The unrest has reduced tourism flows into some countries and triggered sharp falls in hotel occupancy rates, for instance, in Egypt (Arab Republic of Egypt; foreign currency BB/Negative/B, local currency BB+/Negative/B) and
Tunisia (Republic of Tunisia; foreign currency BBB-/Stable/A-3, local currency BBB/Stable/A-3). In our view, property investors will likely be wary of uncertainties linked to political transition or potential regime changes. Specifically, we see disputes about property titles as a mounting risk. In terms of property damages and losses due to business interruptions, we expect that the insurance industry will bear at least a portion of costs.

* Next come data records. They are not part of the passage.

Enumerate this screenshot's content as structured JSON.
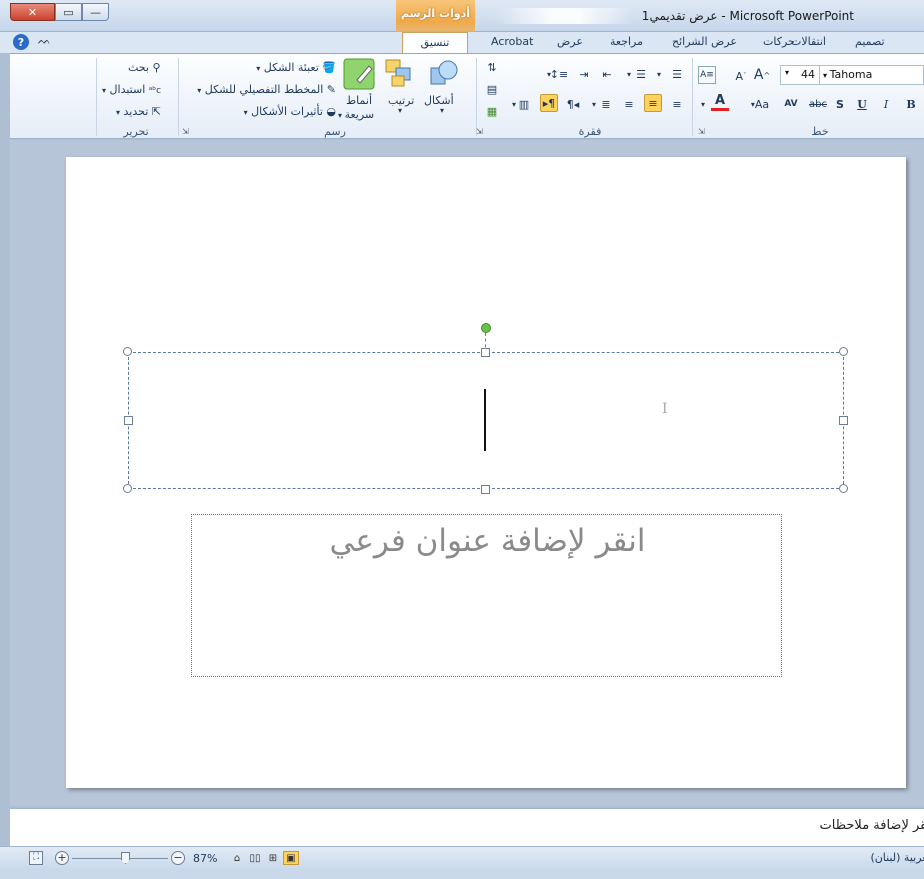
{
  "window": {
    "title": "عرض تقديمي1 - Microsoft PowerPoint",
    "contextual_tab_group": "أدوات الرسم",
    "controls": {
      "close": "✕",
      "maximize": "▭",
      "minimize": "—"
    }
  },
  "tabs": [
    {
      "label": "تصميم"
    },
    {
      "label": "انتقالات"
    },
    {
      "label": "حركات"
    },
    {
      "label": "عرض الشرائح"
    },
    {
      "label": "مراجعة"
    },
    {
      "label": "عرض"
    },
    {
      "label": "Acrobat"
    },
    {
      "label": "تنسيق",
      "active": true
    }
  ],
  "ribbon": {
    "font": {
      "group_label": "خط",
      "font_name": "Tahoma",
      "font_size": "44",
      "grow": "A",
      "shrink": "A",
      "bold": "B",
      "italic": "I",
      "underline": "U",
      "shadow": "S",
      "strike": "abc",
      "spacing": "AV",
      "case": "Aa",
      "color": "A"
    },
    "paragraph": {
      "group_label": "فقرة"
    },
    "drawing": {
      "group_label": "رسم",
      "shapes": "أشكال",
      "arrange": "ترتيب",
      "quick_styles_1": "أنماط",
      "quick_styles_2": "سريعة",
      "shape_fill": "تعبئة الشكل",
      "shape_outline": "المخطط التفصيلي للشكل",
      "shape_effects": "تأثيرات الأشكال"
    },
    "editing": {
      "group_label": "تحرير",
      "find": "بحث",
      "replace": "استبدال",
      "select": "تحديد"
    }
  },
  "slide": {
    "title_placeholder": "",
    "subtitle_placeholder": "انقر لإضافة عنوان فرعي"
  },
  "notes": {
    "placeholder": "انقر لإضافة ملاحظات"
  },
  "statusbar": {
    "language": "العربية (لبنان)",
    "zoom": "87%",
    "zoom_level": 0.87
  },
  "colors": {
    "accent_orange": "#f0a948",
    "ribbon_blue": "#1e395b",
    "active_button": "#ffd25e",
    "rotation_handle": "#6cc04a"
  }
}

The strikes and transportation disruptions associated with the unrest will likely adversely affect local economies. At the same time, potentially higher cost of debt and increased government spending measures may weaken some
governments' finances, in our opinion. We expect the ensuing negative impact on the real estate sector in Arabic-speaking MENA countries to be more acute in those countries already undergoing political transition, such as Tunisia and Egypt, and in those countries currently experiencing civil unrest, namely Libya (Socialist People's Libyan Arab Jamahiriya; ratings suspended), Bahrain (Kingdom of Bahrain; BBB/WatchNeg/A-3), Yemen (not rated), and Syria (not rated).
As they face the impact of popular protests and political transition, real estate companies in the region are also confronting other risk factors, such as supply/demand imbalances, affordability of property and lack of mortgage
financing. In our view, much work also remains to be done in shaping legal and regulatory frameworks for real estate activity in the region.